Aristide Zolberg,  a true NSSR great, passed away on Friday. Zolberg worked on human migration, an important subject in its own right, which also serves as a lens through which one can view such traditional topics as culture and identity, global economic organization, and the modern state. NS president  Van Zandt circulated a neat eulogy this morning:

We are saddened to share the news that longtime New School professor Aristide R. Zolberg passed away on April 12 at the age of 81. One of the world’s leading scholars of comparative politics and the history, philosophy, and ethics of migration, Ary taught at The New School for Social Research for three decades and authored A Nation by Design, one of the most authoritative accounts of immigration history in the United States.

From an early age, Ary knew the perils of war, ethnic hatred, displacement, and exile. A Polish Jew born shortly before the Nazis came to power in Germany, Ary survived World War II under an assumed Catholic identity in Belgium. After the war, he became a refugee in the United States, and earned his doctorate in political science at the University of Chicago. In 1983, Ary joined The New School, where he served as Walter A. Eberstadt Professor of Politics, University in Exile Professor Emeritus, and founding director of the International Center for Migration, Ethnicity and Citizenship.

Ary mentored several generations of colleagues and students at The New School, the University of Chicago, and the many other institutions where he held academic appointments. By challenging the status quo with his innovative and thorough examinations of pressing social issues, Ary embodied The New School’s highest values. The humanity and erudition he brought to his research, writing and teaching will be missed by countless colleagues, students, and readers.

Writings by Zolberg that can be found online give at least some sense of his distinctive interests and focus. An article on “Guarding the Gates” discusses anti-immigration responses to the attacks of September 11, 2001. A paper on the “Limits of the Liberal State,” coauthored with Fiona B. Adamson and Triadafilos Triadafilopouloss, treats of boundaries in modern Europe, where “boundary” evokes both territorial demarcations and social norms. Another article, “Changing Sovereignty Games and International Migration” analyzes migration from the historical perspective. These works are basically critical and scholarly in tone and temperament. But Zolberg did not try to hide the normative implications of his analyses. On the contrary, one gets the sense of a scholar whose thoughtful and theoretical work was deeply motivated by his own values.

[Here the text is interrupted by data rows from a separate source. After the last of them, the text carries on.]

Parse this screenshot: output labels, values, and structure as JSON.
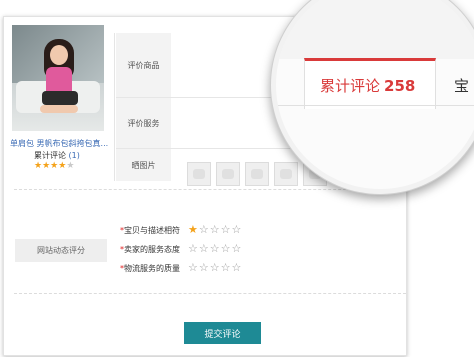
{
  "product": {
    "name": "单肩包 男帆布包斜挎包真...",
    "rating_label": "累计评论",
    "rating_count": "(1)",
    "rating_stars": 4,
    "rating_max": 5
  },
  "rows": {
    "product_review_label": "评价商品",
    "service_review_label": "评价服务",
    "photos_label": "晒图片"
  },
  "dsr": {
    "title": "网站动态评分",
    "items": [
      {
        "required": "*",
        "label": "宝贝与描述相符",
        "stars": 1
      },
      {
        "required": "*",
        "label": "卖家的服务态度",
        "stars": 0
      },
      {
        "required": "*",
        "label": "物流服务的质量",
        "stars": 0
      }
    ]
  },
  "submit_label": "提交评论",
  "magnifier": {
    "tab_label": "累计评论",
    "tab_count": "258",
    "next_tab_partial": "宝"
  },
  "colors": {
    "accent": "#d93a3a",
    "submit_bg": "#1e8a95",
    "link": "#3b6bb5",
    "star_on": "#f4a21a"
  }
}
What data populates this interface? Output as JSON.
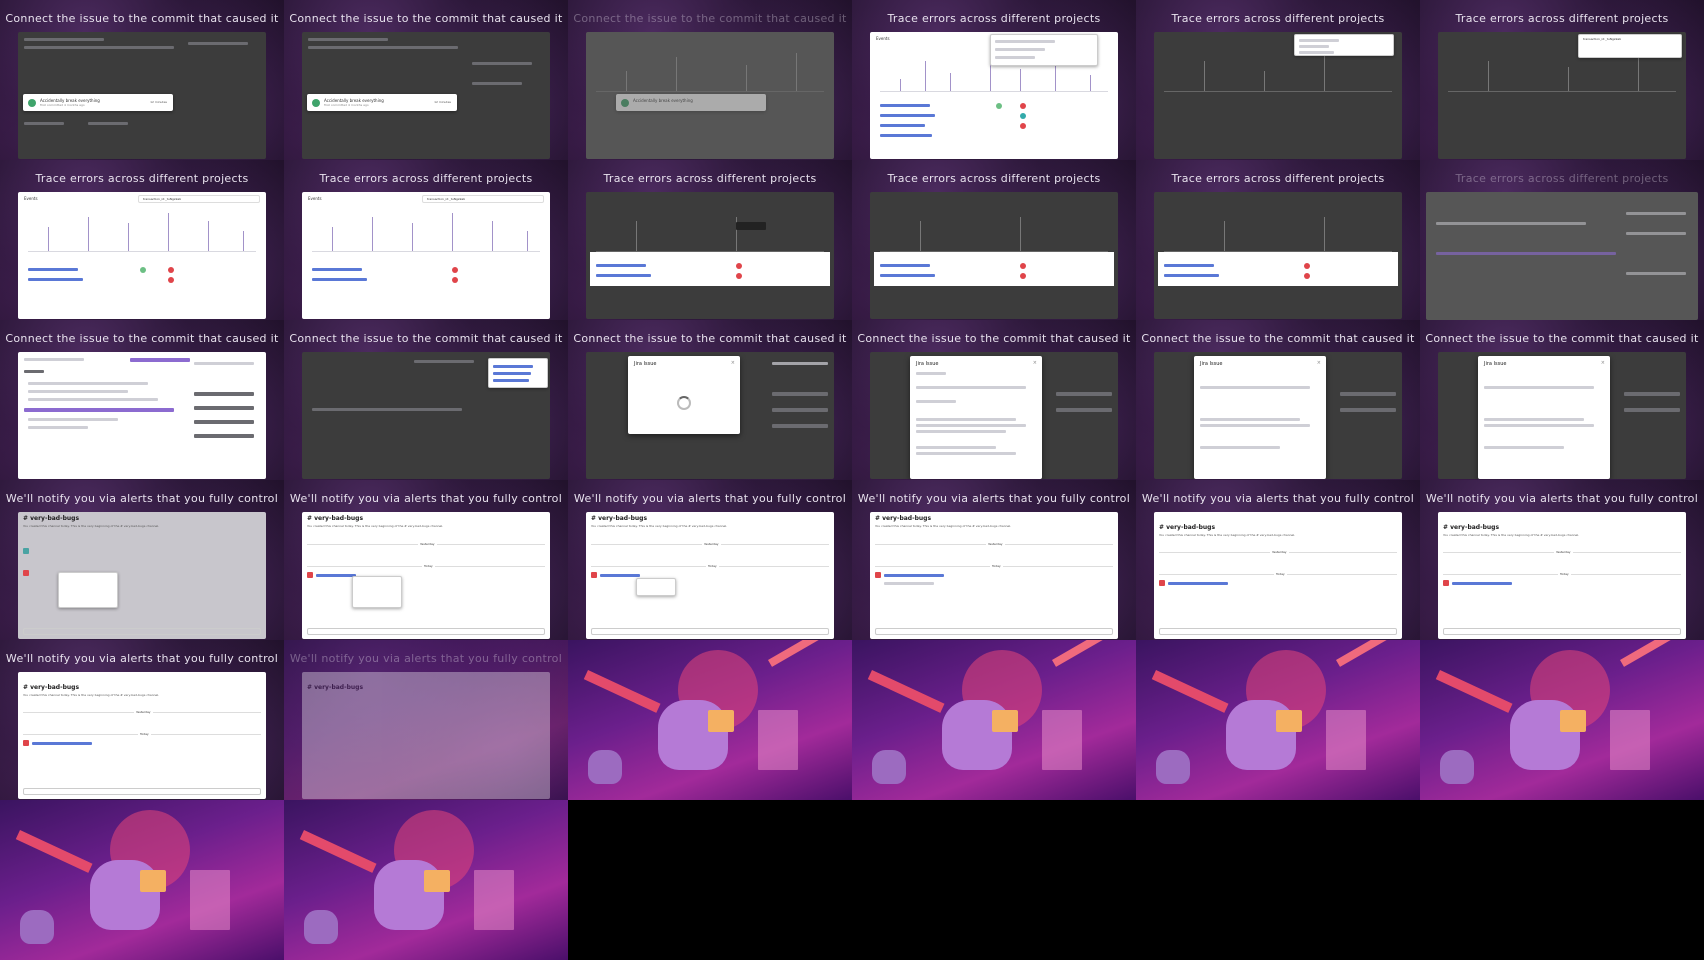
{
  "captions": {
    "commit": "Connect the issue to the commit that caused it",
    "trace": "Trace errors across different projects",
    "alerts": "We'll notify you via alerts that you fully control",
    "overlap_commit_trace": "Connect the issue to the commit that caused it",
    "overlap_trace_commit": "Trace errors across different projects"
  },
  "app": {
    "brand": "Events"
  },
  "toast": {
    "title": "Accidentally break everything",
    "subtitle": "first committed 4 months ago",
    "button": "12 minutes"
  },
  "search": {
    "value": "transaction_id:_tuNgs9ab"
  },
  "jira": {
    "title": "Jira Issue",
    "close": "×"
  },
  "slack": {
    "channel": "# very-bad-bugs",
    "intro": "You created this channel today. This is the very beginning of the # very-bad-bugs channel.",
    "yesterday": "Yesterday",
    "today": "Today"
  },
  "icons": [
    "search-icon",
    "close-icon",
    "spinner-icon",
    "avatar-icon",
    "robot-illustration"
  ],
  "colors": {
    "background": "#2b1738",
    "accent": "#6c5fc7",
    "ok": "#3fa46b",
    "error": "#e0454a",
    "illustration": "#a22a9a"
  }
}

political concepts

It is not exactly news within the NSSR community but here is a great project that has really captured my imagination over the last couple of weeks. Political Concepts: A Critical Lexicon is part philosophy journal, part critical encyclopedia of, well, political concepts.

Edited by the New School’s own Todd Kesselman, each entry  focuses on a single concept, treating it critically and considering its place or possible place within political discourse. This is not simple scholarship but an attempt to start a discussion about terms that are often bandied and rarely understood. Many of the entries are by eminent thinkers –  the first issue has Akeel Bilgrami on Identity and Alice Crary writes on Animals in the latest installment.

Like Wikipedia, Political Concepts makes use of the internet as an open forum in which not just information but ideas can be circulated beyond the limited spaces of the library and classroom. Reading these entries, however, one starts to see that this is not an encyclopedia in the traditional sense of the term. As a “critical lexicon,” Political Concepts serves primarily to start discussions, not to settle facts. As the editorial preface makes clear, “each contribution resituates a particular aspect of political meaning, thereby opening pathways for another future—one that is not already determined and ill-fated.”

Kesselman echoes this statement in an interview in the NSSR graduate newsletter, in which he argues that what makes Political Concepts relevant is its embrace of complexity and nuance. In today’s post-soundbite political discourse, this is certainly a welcome enterprise.